== Problem requirements ==
The expected output is every entry, repeated word for word.
** Dataset excerpts follows **
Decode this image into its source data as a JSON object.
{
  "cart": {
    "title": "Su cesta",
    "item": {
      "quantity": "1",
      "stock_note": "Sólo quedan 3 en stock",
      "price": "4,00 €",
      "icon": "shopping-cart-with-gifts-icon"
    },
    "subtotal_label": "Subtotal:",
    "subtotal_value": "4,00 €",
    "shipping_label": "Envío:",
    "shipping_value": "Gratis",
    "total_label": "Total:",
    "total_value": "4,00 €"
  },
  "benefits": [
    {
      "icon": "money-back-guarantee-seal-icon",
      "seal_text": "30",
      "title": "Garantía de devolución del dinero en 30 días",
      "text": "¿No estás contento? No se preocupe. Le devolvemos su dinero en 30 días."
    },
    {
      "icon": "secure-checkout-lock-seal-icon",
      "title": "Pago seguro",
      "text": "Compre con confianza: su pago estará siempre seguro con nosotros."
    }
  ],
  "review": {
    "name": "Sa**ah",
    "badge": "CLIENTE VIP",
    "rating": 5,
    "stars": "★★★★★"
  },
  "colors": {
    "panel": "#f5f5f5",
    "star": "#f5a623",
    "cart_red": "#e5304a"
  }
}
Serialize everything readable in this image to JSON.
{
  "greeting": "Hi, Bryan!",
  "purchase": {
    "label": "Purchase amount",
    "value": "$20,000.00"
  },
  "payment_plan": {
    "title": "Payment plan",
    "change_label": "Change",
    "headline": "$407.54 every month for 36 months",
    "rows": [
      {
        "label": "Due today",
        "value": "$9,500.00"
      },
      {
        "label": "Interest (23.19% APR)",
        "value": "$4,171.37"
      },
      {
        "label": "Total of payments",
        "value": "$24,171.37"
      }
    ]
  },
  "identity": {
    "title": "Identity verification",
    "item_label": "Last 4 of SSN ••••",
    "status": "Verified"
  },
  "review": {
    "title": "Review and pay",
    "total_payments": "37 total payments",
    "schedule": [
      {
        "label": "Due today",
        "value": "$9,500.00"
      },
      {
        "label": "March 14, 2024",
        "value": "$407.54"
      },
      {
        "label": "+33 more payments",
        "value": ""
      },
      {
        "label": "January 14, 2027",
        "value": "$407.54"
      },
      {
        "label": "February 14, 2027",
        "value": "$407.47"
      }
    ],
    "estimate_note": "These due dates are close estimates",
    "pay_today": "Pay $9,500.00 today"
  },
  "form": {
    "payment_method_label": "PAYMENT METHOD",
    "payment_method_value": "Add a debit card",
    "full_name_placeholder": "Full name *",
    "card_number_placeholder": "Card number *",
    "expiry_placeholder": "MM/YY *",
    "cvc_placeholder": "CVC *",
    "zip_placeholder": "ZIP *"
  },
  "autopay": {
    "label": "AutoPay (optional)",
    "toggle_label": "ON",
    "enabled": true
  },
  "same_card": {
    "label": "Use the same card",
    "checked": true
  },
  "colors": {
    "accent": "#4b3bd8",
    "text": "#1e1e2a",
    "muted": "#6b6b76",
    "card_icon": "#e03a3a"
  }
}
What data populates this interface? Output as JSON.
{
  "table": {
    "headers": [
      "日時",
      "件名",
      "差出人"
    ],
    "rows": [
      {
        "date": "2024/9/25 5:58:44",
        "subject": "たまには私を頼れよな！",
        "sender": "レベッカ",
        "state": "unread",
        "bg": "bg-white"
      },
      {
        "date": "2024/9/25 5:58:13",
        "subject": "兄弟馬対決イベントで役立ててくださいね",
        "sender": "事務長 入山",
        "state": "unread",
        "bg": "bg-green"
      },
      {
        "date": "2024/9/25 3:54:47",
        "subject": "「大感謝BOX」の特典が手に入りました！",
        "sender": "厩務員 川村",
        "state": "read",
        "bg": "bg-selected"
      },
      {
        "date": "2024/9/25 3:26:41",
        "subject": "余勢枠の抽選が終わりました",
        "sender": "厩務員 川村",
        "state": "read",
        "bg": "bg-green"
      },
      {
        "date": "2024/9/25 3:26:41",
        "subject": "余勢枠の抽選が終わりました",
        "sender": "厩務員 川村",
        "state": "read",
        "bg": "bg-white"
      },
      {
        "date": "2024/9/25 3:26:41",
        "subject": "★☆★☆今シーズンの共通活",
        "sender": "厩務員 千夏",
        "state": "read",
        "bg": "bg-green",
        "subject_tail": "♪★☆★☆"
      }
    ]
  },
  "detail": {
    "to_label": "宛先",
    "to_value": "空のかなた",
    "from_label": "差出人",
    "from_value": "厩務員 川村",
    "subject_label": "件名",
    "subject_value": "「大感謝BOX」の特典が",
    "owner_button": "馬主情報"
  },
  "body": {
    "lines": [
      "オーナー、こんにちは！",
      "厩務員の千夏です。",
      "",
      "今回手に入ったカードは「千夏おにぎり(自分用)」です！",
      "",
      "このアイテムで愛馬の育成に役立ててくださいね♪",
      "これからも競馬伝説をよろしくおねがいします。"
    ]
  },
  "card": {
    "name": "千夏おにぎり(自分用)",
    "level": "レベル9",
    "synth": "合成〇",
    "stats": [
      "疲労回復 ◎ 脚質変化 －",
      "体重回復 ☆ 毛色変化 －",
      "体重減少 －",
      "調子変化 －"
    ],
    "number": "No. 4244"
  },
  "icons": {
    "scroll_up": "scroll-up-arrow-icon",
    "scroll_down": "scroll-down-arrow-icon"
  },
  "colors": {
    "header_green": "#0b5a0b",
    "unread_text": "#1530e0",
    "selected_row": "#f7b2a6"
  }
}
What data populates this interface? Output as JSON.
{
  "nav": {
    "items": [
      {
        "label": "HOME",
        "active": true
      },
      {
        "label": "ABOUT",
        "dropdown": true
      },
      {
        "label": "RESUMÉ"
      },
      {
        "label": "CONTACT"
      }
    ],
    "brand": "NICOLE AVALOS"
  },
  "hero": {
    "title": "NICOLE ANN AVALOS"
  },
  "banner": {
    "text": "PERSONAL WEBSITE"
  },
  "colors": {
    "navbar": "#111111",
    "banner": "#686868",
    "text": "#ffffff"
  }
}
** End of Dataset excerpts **
== Written solution ==
Decode this image into its source data as a JSON object.
{
  "cart": {
    "title": "Su cesta",
    "item": {
      "quantity": "1",
      "stock_note": "Sólo quedan 3 en stock",
      "price": "4,00 €",
      "icon": "shopping-cart-with-gifts-icon"
    },
    "subtotal_label": "Subtotal:",
    "subtotal_value": "4,00 €",
    "shipping_label": "Envío:",
    "shipping_value": "Gratis",
    "total_label": "Total:",
    "total_value": "4,00 €"
  },
  "benefits": [
    {
      "icon": "money-back-guarantee-seal-icon",
      "seal_text": "30",
      "title": "Garantía de devolución del dinero en 30 días",
      "text": "¿No estás contento? No se preocupe. Le devolvemos su dinero en 30 días."
    },
    {
      "icon": "secure-checkout-lock-seal-icon",
      "title": "Pago seguro",
      "text": "Compre con confianza: su pago estará siempre seguro con nosotros."
    }
  ],
  "review": {
    "name": "Sa**ah",
    "badge": "CLIENTE VIP",
    "rating": 5,
    "stars": "★★★★★"
  },
  "colors": {
    "panel": "#f5f5f5",
    "star": "#f5a623",
    "cart_red": "#e5304a"
  }
}
Serialize everything readable in this image to JSON.
{
  "greeting": "Hi, Bryan!",
  "purchase": {
    "label": "Purchase amount",
    "value": "$20,000.00"
  },
  "payment_plan": {
    "title": "Payment plan",
    "change_label": "Change",
    "headline": "$407.54 every month for 36 months",
    "rows": [
      {
        "label": "Due today",
        "value": "$9,500.00"
      },
      {
        "label": "Interest (23.19% APR)",
        "value": "$4,171.37"
      },
      {
        "label": "Total of payments",
        "value": "$24,171.37"
      }
    ]
  },
  "identity": {
    "title": "Identity verification",
    "item_label": "Last 4 of SSN ••••",
    "status": "Verified"
  },
  "review": {
    "title": "Review and pay",
    "total_payments": "37 total payments",
    "schedule": [
      {
        "label": "Due today",
        "value": "$9,500.00"
      },
      {
        "label": "March 14, 2024",
        "value": "$407.54"
      },
      {
        "label": "+33 more payments",
        "value": ""
      },
      {
        "label": "January 14, 2027",
        "value": "$407.54"
      },
      {
        "label": "February 14, 2027",
        "value": "$407.47"
      }
    ],
    "estimate_note": "These due dates are close estimates",
    "pay_today": "Pay $9,500.00 today"
  },
  "form": {
    "payment_method_label": "PAYMENT METHOD",
    "payment_method_value": "Add a debit card",
    "full_name_placeholder": "Full name *",
    "card_number_placeholder": "Card number *",
    "expiry_placeholder": "MM/YY *",
    "cvc_placeholder": "CVC *",
    "zip_placeholder": "ZIP *"
  },
  "autopay": {
    "label": "AutoPay (optional)",
    "toggle_label": "ON",
    "enabled": true
  },
  "same_card": {
    "label": "Use the same card",
    "checked": true
  },
  "colors": {
    "accent": "#4b3bd8",
    "text": "#1e1e2a",
    "muted": "#6b6b76",
    "card_icon": "#e03a3a"
  }
}
What data populates this interface? Output as JSON.
{
  "table": {
    "headers": [
      "日時",
      "件名",
      "差出人"
    ],
    "rows": [
      {
        "date": "2024/9/25 5:58:44",
        "subject": "たまには私を頼れよな！",
        "sender": "レベッカ",
        "state": "unread",
        "bg": "bg-white"
      },
      {
        "date": "2024/9/25 5:58:13",
        "subject": "兄弟馬対決イベントで役立ててくださいね",
        "sender": "事務長 入山",
        "state": "unread",
        "bg": "bg-green"
      },
      {
        "date": "2024/9/25 3:54:47",
        "subject": "「大感謝BOX」の特典が手に入りました！",
        "sender": "厩務員 川村",
        "state": "read",
        "bg": "bg-selected"
      },
      {
        "date": "2024/9/25 3:26:41",
        "subject": "余勢枠の抽選が終わりました",
        "sender": "厩務員 川村",
        "state": "read",
        "bg": "bg-green"
      },
      {
        "date": "2024/9/25 3:26:41",
        "subject": "余勢枠の抽選が終わりました",
        "sender": "厩務員 川村",
        "state": "read",
        "bg": "bg-white"
      },
      {
        "date": "2024/9/25 3:26:41",
        "subject": "★☆★☆今シーズンの共通活",
        "sender": "厩務員 千夏",
        "state": "read",
        "bg": "bg-green",
        "subject_tail": "♪★☆★☆"
      }
    ]
  },
  "detail": {
    "to_label": "宛先",
    "to_value": "空のかなた",
    "from_label": "差出人",
    "from_value": "厩務員 川村",
    "subject_label": "件名",
    "subject_value": "「大感謝BOX」の特典が",
    "owner_button": "馬主情報"
  },
  "body": {
    "lines": [
      "オーナー、こんにちは！",
      "厩務員の千夏です。",
      "",
      "今回手に入ったカードは「千夏おにぎり(自分用)」です！",
      "",
      "このアイテムで愛馬の育成に役立ててくださいね♪",
      "これからも競馬伝説をよろしくおねがいします。"
    ]
  },
  "card": {
    "name": "千夏おにぎり(自分用)",
    "level": "レベル9",
    "synth": "合成〇",
    "stats": [
      "疲労回復 ◎ 脚質変化 －",
      "体重回復 ☆ 毛色変化 －",
      "体重減少 －",
      "調子変化 －"
    ],
    "number": "No. 4244"
  },
  "icons": {
    "scroll_up": "scroll-up-arrow-icon",
    "scroll_down": "scroll-down-arrow-icon"
  },
  "colors": {
    "header_green": "#0b5a0b",
    "unread_text": "#1530e0",
    "selected_row": "#f7b2a6"
  }
}
What data populates this interface? Output as JSON.
{
  "nav": {
    "items": [
      {
        "label": "HOME",
        "active": true
      },
      {
        "label": "ABOUT",
        "dropdown": true
      },
      {
        "label": "RESUMÉ"
      },
      {
        "label": "CONTACT"
      }
    ],
    "brand": "NICOLE AVALOS"
  },
  "hero": {
    "title": "NICOLE ANN AVALOS"
  },
  "banner": {
    "text": "PERSONAL WEBSITE"
  },
  "colors": {
    "navbar": "#111111",
    "banner": "#686868",
    "text": "#ffffff"
  }
}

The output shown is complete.